Last May I attended the 112th Annual Government Finances Officers Association, and one little known presentation discussed being prepared for the next disaster. I was surprised at first because I automatically assumed that there would only be individuals from say executive management, and emergency management offices in attendance. I was shocked that members from finance operations and budgeting were also in attendance. Although this presentation focused more on natural disasters and emergency planning for these cases, the most relevant quote stayed with me when I returned home: “When completing an emergency plan, all of your financial actors should be in the room.”
At the time “emergency fiscal planning” wasn’t necessarily a topic, but many of the guiding principles could still be used to begin the discussions towards building a plan.
- Define your potential disasters/hazards
- Contextualize: Timing/Length, Location, Weather, Other
- Who and how are they impacted?
- What would be impacted?
- What are your desired outcomes as a result of the plan?

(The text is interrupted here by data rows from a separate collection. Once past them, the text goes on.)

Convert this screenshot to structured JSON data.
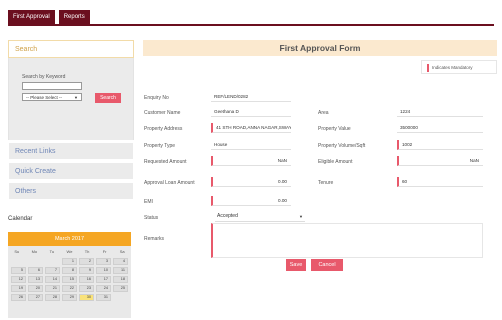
{
  "tabs": [
    "First Approval",
    "Reports"
  ],
  "sidebar": {
    "search_title": "Search",
    "search_by_label": "Search by Keyword",
    "select_placeholder": "-- Please Select --",
    "search_button": "Search",
    "items": [
      "Recent Links",
      "Quick Create",
      "Others"
    ],
    "calendar_label": "Calendar"
  },
  "calendar": {
    "month": "March 2017",
    "days_of_week": [
      "Su",
      "Mo",
      "Tu",
      "We",
      "Th",
      "Fr",
      "Sa"
    ],
    "weeks": [
      [
        "",
        "",
        "",
        "1",
        "2",
        "3",
        "4"
      ],
      [
        "5",
        "6",
        "7",
        "8",
        "9",
        "10",
        "11"
      ],
      [
        "12",
        "13",
        "14",
        "15",
        "16",
        "17",
        "18"
      ],
      [
        "19",
        "20",
        "21",
        "22",
        "23",
        "24",
        "25"
      ],
      [
        "26",
        "27",
        "28",
        "29",
        "30",
        "31",
        ""
      ]
    ],
    "today": "30"
  },
  "form": {
    "title": "First Approval Form",
    "indicates_mandatory": "Indicates Mandatory",
    "enquiry_no_label": "Enquiry No",
    "enquiry_no": "REF/LEND/0282",
    "customer_name_label": "Customer Name",
    "customer_name": "Geethana D",
    "area_label": "Area",
    "area": "1224",
    "property_address_label": "Property Address",
    "property_address": "41 STH ROAD,ANNA NAGAR,SWAYA",
    "property_value_label": "Property Value",
    "property_value": "3500000",
    "property_type_label": "Property Type",
    "property_type": "House",
    "property_volume_label": "Property Volume/Sqft",
    "property_volume": "1002",
    "requested_amount_label": "Requested Amount",
    "requested_amount": "NaN",
    "eligible_amount_label": "Eligible Amount",
    "eligible_amount": "NaN",
    "approved_loan_amount_label": "Approval Loan Amount",
    "approved_loan_amount": "0.00",
    "tenure_label": "Tenure",
    "tenure": "60",
    "emi_label": "EMI",
    "emi": "0.00",
    "status_label": "Status",
    "status": "Accepted",
    "remarks_label": "Remarks",
    "save_button": "Save",
    "cancel_button": "Cancel"
  },
  "colors": {
    "tab_bg": "#6b0f1f",
    "accent": "#e8596b",
    "calendar_header": "#f5a623",
    "form_header": "#fbe9cf"
  }
}
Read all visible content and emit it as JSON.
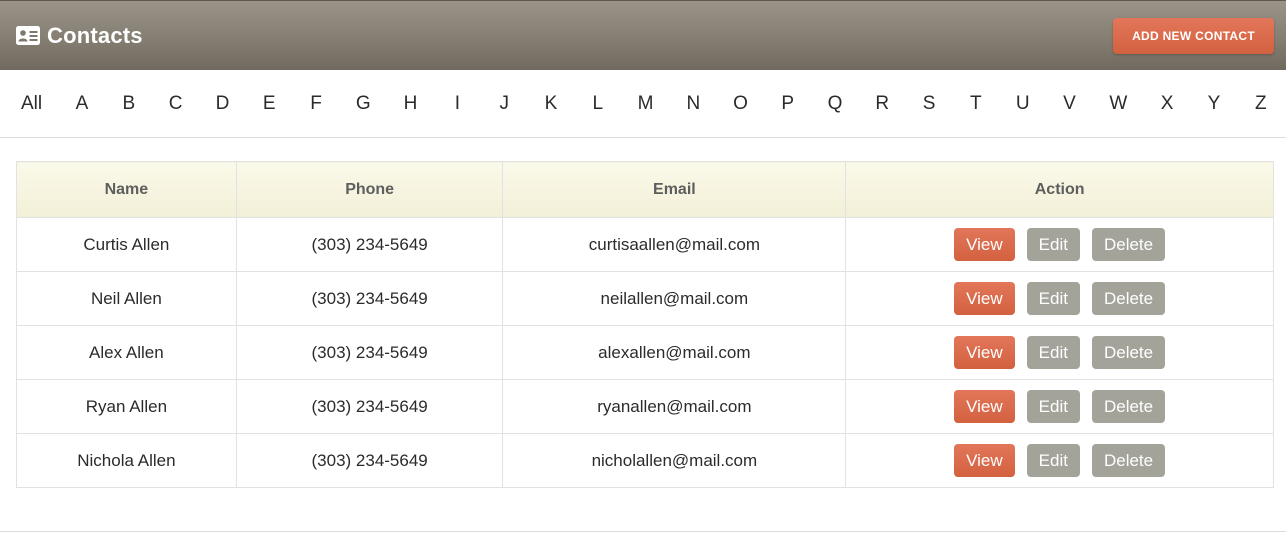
{
  "header": {
    "title": "Contacts",
    "icon": "contact-card-icon",
    "add_button_label": "Add new contact",
    "colors": {
      "bar": "#857e72",
      "accent": "#d96a4a",
      "secondary_button": "#a3a39a"
    }
  },
  "alphabet": [
    "All",
    "A",
    "B",
    "C",
    "D",
    "E",
    "F",
    "G",
    "H",
    "I",
    "J",
    "K",
    "L",
    "M",
    "N",
    "O",
    "P",
    "Q",
    "R",
    "S",
    "T",
    "U",
    "V",
    "W",
    "X",
    "Y",
    "Z"
  ],
  "table": {
    "columns": [
      "Name",
      "Phone",
      "Email",
      "Action"
    ],
    "actions": {
      "view": "View",
      "edit": "Edit",
      "delete": "Delete"
    },
    "rows": [
      {
        "name": "Curtis Allen",
        "phone": "(303) 234-5649",
        "email": "curtisaallen@mail.com"
      },
      {
        "name": "Neil Allen",
        "phone": "(303) 234-5649",
        "email": "neilallen@mail.com"
      },
      {
        "name": "Alex Allen",
        "phone": "(303) 234-5649",
        "email": "alexallen@mail.com"
      },
      {
        "name": "Ryan Allen",
        "phone": "(303) 234-5649",
        "email": "ryanallen@mail.com"
      },
      {
        "name": "Nichola Allen",
        "phone": "(303) 234-5649",
        "email": "nicholallen@mail.com"
      }
    ]
  }
}
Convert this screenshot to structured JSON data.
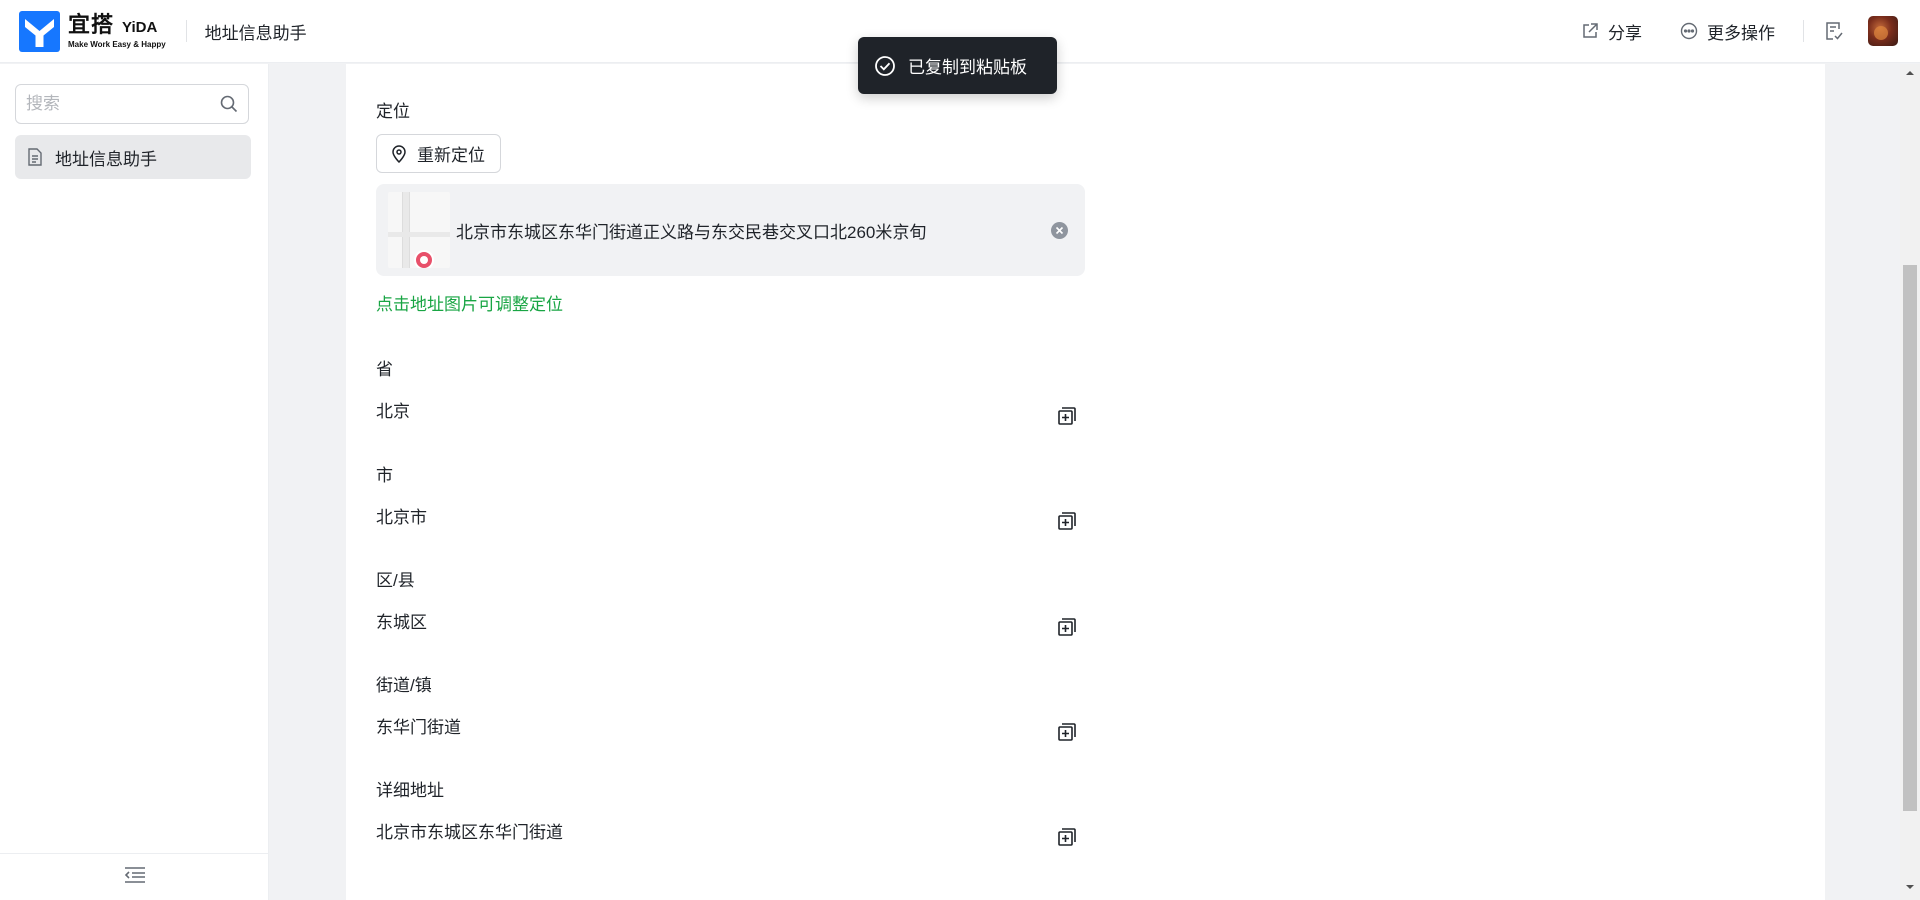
{
  "header": {
    "logo_cn": "宜搭",
    "logo_en": "YiDA",
    "logo_sub": "Make Work Easy & Happy",
    "app_title": "地址信息助手",
    "share_label": "分享",
    "more_label": "更多操作",
    "brand_color": "#1677ff"
  },
  "sidebar": {
    "search_placeholder": "搜索",
    "items": [
      {
        "label": "地址信息助手",
        "selected": true
      }
    ]
  },
  "form": {
    "location_label": "定位",
    "relocate_label": "重新定位",
    "address_text": "北京市东城区东华门街道正义路与东交民巷交叉口北260米京旬",
    "map_hint": "点击地址图片可调整定位",
    "hint_color": "#19a544",
    "fields": [
      {
        "label": "省",
        "value": "北京"
      },
      {
        "label": "市",
        "value": "北京市"
      },
      {
        "label": "区/县",
        "value": "东城区"
      },
      {
        "label": "街道/镇",
        "value": "东华门街道"
      },
      {
        "label": "详细地址",
        "value": "北京市东城区东华门街道"
      }
    ]
  },
  "toast": {
    "message": "已复制到粘贴板"
  }
}
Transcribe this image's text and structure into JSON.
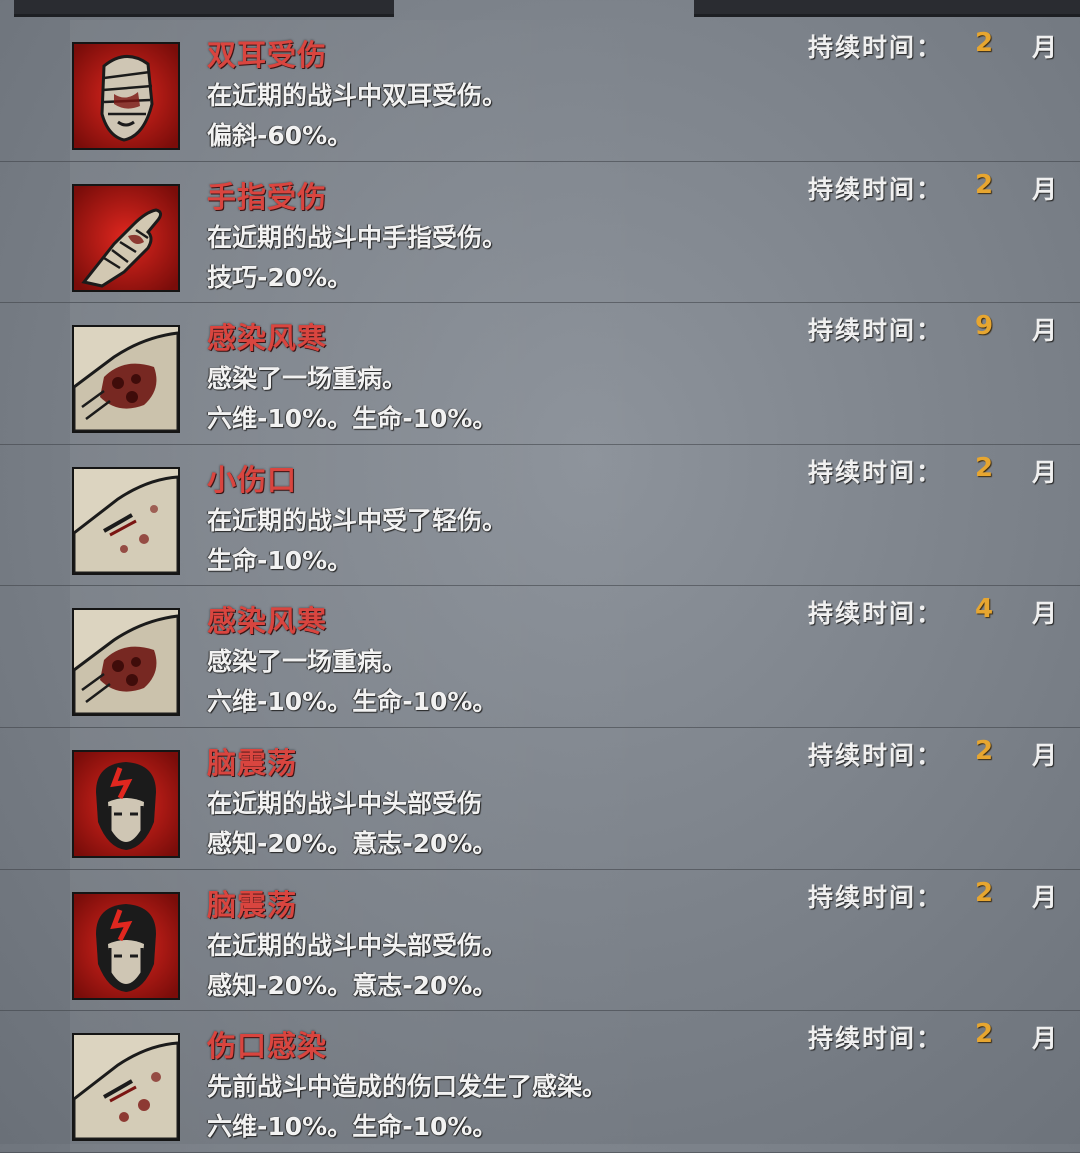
{
  "ailments": [
    {
      "icon": "bandaged-head-icon",
      "name": "双耳受伤",
      "desc": "在近期的战斗中双耳受伤。",
      "effect": "偏斜-60%。",
      "duration_label": "持续时间：",
      "duration_value": "2",
      "duration_unit": "月"
    },
    {
      "icon": "bandaged-hand-icon",
      "name": "手指受伤",
      "desc": "在近期的战斗中手指受伤。",
      "effect": "技巧-20%。",
      "duration_label": "持续时间：",
      "duration_value": "2",
      "duration_unit": "月"
    },
    {
      "icon": "infected-arm-icon",
      "name": "感染风寒",
      "desc": "感染了一场重病。",
      "effect": "六维-10%。生命-10%。",
      "duration_label": "持续时间：",
      "duration_value": "9",
      "duration_unit": "月"
    },
    {
      "icon": "wounded-arm-icon",
      "name": "小伤口",
      "desc": "在近期的战斗中受了轻伤。",
      "effect": "生命-10%。",
      "duration_label": "持续时间：",
      "duration_value": "2",
      "duration_unit": "月"
    },
    {
      "icon": "infected-arm-icon",
      "name": "感染风寒",
      "desc": "感染了一场重病。",
      "effect": "六维-10%。生命-10%。",
      "duration_label": "持续时间：",
      "duration_value": "4",
      "duration_unit": "月"
    },
    {
      "icon": "concussion-head-icon",
      "name": "脑震荡",
      "desc": "在近期的战斗中头部受伤",
      "effect": "感知-20%。意志-20%。",
      "duration_label": "持续时间：",
      "duration_value": "2",
      "duration_unit": "月"
    },
    {
      "icon": "concussion-head-icon",
      "name": "脑震荡",
      "desc": "在近期的战斗中头部受伤。",
      "effect": "感知-20%。意志-20%。",
      "duration_label": "持续时间：",
      "duration_value": "2",
      "duration_unit": "月"
    },
    {
      "icon": "wounded-arm-icon",
      "name": "伤口感染",
      "desc": "先前战斗中造成的伤口发生了感染。",
      "effect": "六维-10%。生命-10%。",
      "duration_label": "持续时间：",
      "duration_value": "2",
      "duration_unit": "月"
    }
  ],
  "colors": {
    "ailment_name": "#d9453f",
    "duration_value": "#e7a630",
    "icon_red": "#b3120f",
    "icon_parchment": "#d9d1bd"
  }
}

- How long until the lapse occurs/ends?
- What are the fiscal options available?
- What is the time needed from the local perspective to enact the plan to reach the goals?
- How – How will you implement said plan and what resources are needed?
This is a rather large undertaking, and would require buy-in from all agencies impacted. Therefore, it’s not to be taken lightly and in some cases you would need to confirm if you use state funds what is the likelihood of being reimbursed when funding resumes.
For example, the USDA response to local administrators of SNAP in an email from January 18, 2019 warns states against stepping in to cover the cost with no assurance of reimbursement from the federal government.
What Can I Do?
Well, the first step is easy. Ask “do we have a plan?” If not, then propose exploring the ability for a simple internal plan. I have included several resources below, but there are more available online for those interested in building an internal fiscal emergency plan. For us, the simplest way we started was by asking, “What are our cash flows? When do we have money, and when do we need it to pay the bills?” From there, work with internal policy and planning individuals to at least determine what your agency can contribute in the event of a fiscal emergency. Remember, being prepared is often easier than acting in the heat of the moment!
It’s Dangerous to Go Alone, Take These With You
For more information about financial planning in the wake of federal funding lapses I recommend reading:
Congressional Research Service: “Shutdown of the Federal Government: Causes, Processes, and Effects.”
The Environmental Finance Blog: University of North Carolina School of Government Environmental Finance Center: “Local Government Financial Resilience and Preparation Before a Natural Disaster”